Thus we discussed how we can save 50-90% per month by ordering online, and I also wanted to touch up on the other two questions I get ie. how I maintain the schedule and stay fit. Personally, I found online ordering to be even better than cooking for my schedule and as long as I’m not ordering super processed food everyday (like KFC), I’ve noticed no major detriment to health. To be honest I found externally ordered food much healthier than the super oily mess food in my canteen. But again YMMV.

Thanks to the amazing delivery agents making our lives easier every day.

💸 Support my work and earn Rs 500

One of the key strategies to save money by online ordering requires using the SBI Cashback Credit Card, which I’d like to recommend.

You can earn an additional Rs 500 by using my referral code j0Rbm8xCOnL, or by applying for any SBI card via this link sbicard.com/invite/j0Rbm8xCOnL. Once you are onboarded, I too would receive the same incentive which helps support this work.

I’ve been using this card for almost a year, and had recouped its annual fees of 999+gst in just 2 months of cashback, which is anyway waived off on spending 2 lacs, thus this card is working extremely well for me now.

Parting thoughts

Cheers to your first 500 Rs saved through this. 🥳 Wish you all the best in your journey of simplifying and optimizing food sourcing in your life.

Do you have any other tips and tricks that I missed? Let me know in the comments. ✌️

Aditya Jyoti Paul
Aditya Jyoti Paul
Technical Program Manager and CV/AI Researcher

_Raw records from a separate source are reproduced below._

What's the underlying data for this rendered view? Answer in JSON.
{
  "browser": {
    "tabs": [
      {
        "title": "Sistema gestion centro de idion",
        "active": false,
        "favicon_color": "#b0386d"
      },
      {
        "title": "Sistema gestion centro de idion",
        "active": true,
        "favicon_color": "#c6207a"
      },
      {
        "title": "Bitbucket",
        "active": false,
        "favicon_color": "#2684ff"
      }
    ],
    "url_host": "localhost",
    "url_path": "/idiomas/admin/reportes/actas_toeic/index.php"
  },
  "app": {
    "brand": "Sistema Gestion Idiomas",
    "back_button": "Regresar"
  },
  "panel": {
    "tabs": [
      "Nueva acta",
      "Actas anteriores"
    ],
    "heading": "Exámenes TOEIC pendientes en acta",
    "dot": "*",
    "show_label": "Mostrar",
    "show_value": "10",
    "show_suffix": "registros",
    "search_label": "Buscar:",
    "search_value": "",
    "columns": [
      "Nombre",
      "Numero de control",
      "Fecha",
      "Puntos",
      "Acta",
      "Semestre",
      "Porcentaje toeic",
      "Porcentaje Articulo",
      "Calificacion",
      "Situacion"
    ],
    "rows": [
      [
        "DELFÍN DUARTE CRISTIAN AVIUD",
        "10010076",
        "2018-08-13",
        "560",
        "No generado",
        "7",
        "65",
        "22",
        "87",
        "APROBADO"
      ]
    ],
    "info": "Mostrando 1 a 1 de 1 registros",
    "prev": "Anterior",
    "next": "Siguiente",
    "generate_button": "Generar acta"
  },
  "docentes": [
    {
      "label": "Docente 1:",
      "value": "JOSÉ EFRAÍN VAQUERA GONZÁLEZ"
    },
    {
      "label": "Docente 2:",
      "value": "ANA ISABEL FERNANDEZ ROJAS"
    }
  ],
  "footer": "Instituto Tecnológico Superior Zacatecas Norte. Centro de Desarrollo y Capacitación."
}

My work makes machines smarter, secure and more accessible. I’m passionate about research, teaching and blogging. Outside academia, I love travel, music, reading and meeting new people!